Peter Jones – This is Hip: The Life of Mark Murphy
(Equinox, 262pp., £25. Book Review by Chris Parker)
As the title of this biography implies, singer Mark Murphy (1932-2015) was the quintessential jazz aficionado’s favourite, possessed of a rich, agile baritone and a technique to die for, yet throughout his life known only to diehard fans of the music. An outsider – gay at a time when homosexual activity was illegal, determinedly non-commercial in a milieu in which similarly gifted individuals (the likes of Mel Tormé, Tony Bennett and Johnny Mathis) became household names, an improvising artist rather than a crowd (and record-company) pleaser – he lived a determinedly bohemian life, somewhat in the manner of his great literary hero, Jack Kerouac, vividly portrayed in this dramatic yet meticulously researched account.
Peter Jones, himself a jazz singer, sums his subject up thus: “… all attempts to cast Mark Murphy from some pre-existing mold were doomed to failure. He was an educated middle-classs man who never showed the slightest interest in money or the pursuit of a conventional career. He was a white man whose entire being was consumed with his love for jazz, which despite its hybrid origins has long been considered a ‘black’ art form.” Jones documents Murphy’s life, from its beginnings in the far north of New York state, through his childhood in a small mill town, Fulton, and his subsequent career travelling the world singing and teaching, with exemplary care and sensitivity, deftly weaving fellow musicians’ and fans’ accounts into his own fascinating narrative.
Skilfully interspersing the personal (Murphy’s initial catching of the jazz bug – like Charlie Parker did – from early exposure to Art Tatum; his idolisation of Peggy Lee and its somewhat disillusioning consequences; his chequered recording career and the often shabby treatment he received from the industry; his relationship with partner Eddie O’Sullivan; his poignant death in a nursing home) with contemporary social history (changing attitudes to homosexuality, the civil-rights movement, the effect on song lyrics of shifts in sexual politics, etc.), This is Hip is thus not only a thoroughgoing, definitive, intensely readable portrait of one of jazz’s most unjustly neglected figures, but also a perceptive and valuable study of the artistic sensibility negotiating the unpredictable tides of societal change.
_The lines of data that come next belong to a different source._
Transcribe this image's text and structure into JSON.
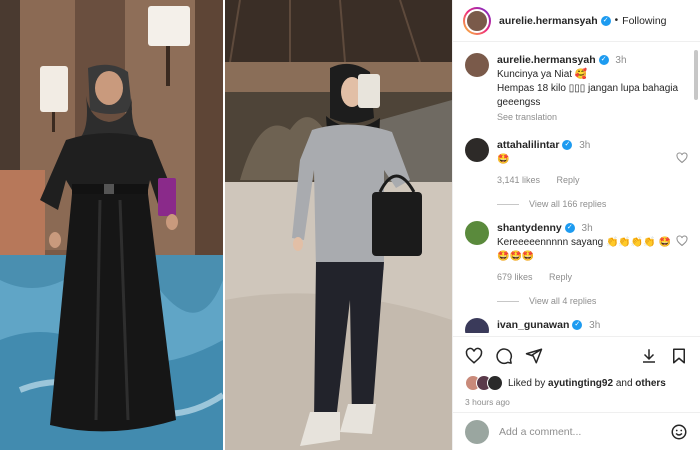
{
  "header": {
    "username": "aurelie.hermansyah",
    "follow_status": "Following",
    "dot": "•"
  },
  "caption": {
    "username": "aurelie.hermansyah",
    "time": "3h",
    "line1": "Kuncinya ya Niat 🥰",
    "line2": "Hempas 18 kilo ▯▯▯ jangan lupa bahagia geeengss",
    "see_translation": "See translation"
  },
  "comments": [
    {
      "username": "attahalilintar",
      "time": "3h",
      "text": "🤩",
      "likes": "3,141 likes",
      "reply": "Reply",
      "view_replies": "View all 166 replies",
      "avatar_color": "#2d2a28"
    },
    {
      "username": "shantydenny",
      "time": "3h",
      "text": "Kereeeeennnnn sayang 👏👏👏👏 🤩🤩🤩🤩",
      "likes": "679 likes",
      "reply": "Reply",
      "view_replies": "View all 4 replies",
      "avatar_color": "#5a8a3c"
    },
    {
      "username": "ivan_gunawan",
      "time": "3h",
      "avatar_color": "#3a3a5a"
    }
  ],
  "likes": {
    "prefix": "Liked by",
    "user": "ayutingting92",
    "and": "and",
    "others": "others"
  },
  "post_time": "3 hours ago",
  "add_comment": {
    "placeholder": "Add a comment..."
  },
  "colors": {
    "verified": "#1d9bf0",
    "secondary_text": "#8e8e8e",
    "border": "#efefef"
  },
  "icons": [
    "heart-icon",
    "comment-icon",
    "share-icon",
    "download-icon",
    "bookmark-icon",
    "emoji-icon",
    "verified-icon"
  ]
}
In short, this is a model biography. Richly detailed, balanced and consistently thoughtful, it should be enjoyed not only by its core audience, committed Murphy admirers, but also by the general reader.
Peter Jones is a regular contributor to LondonJazz News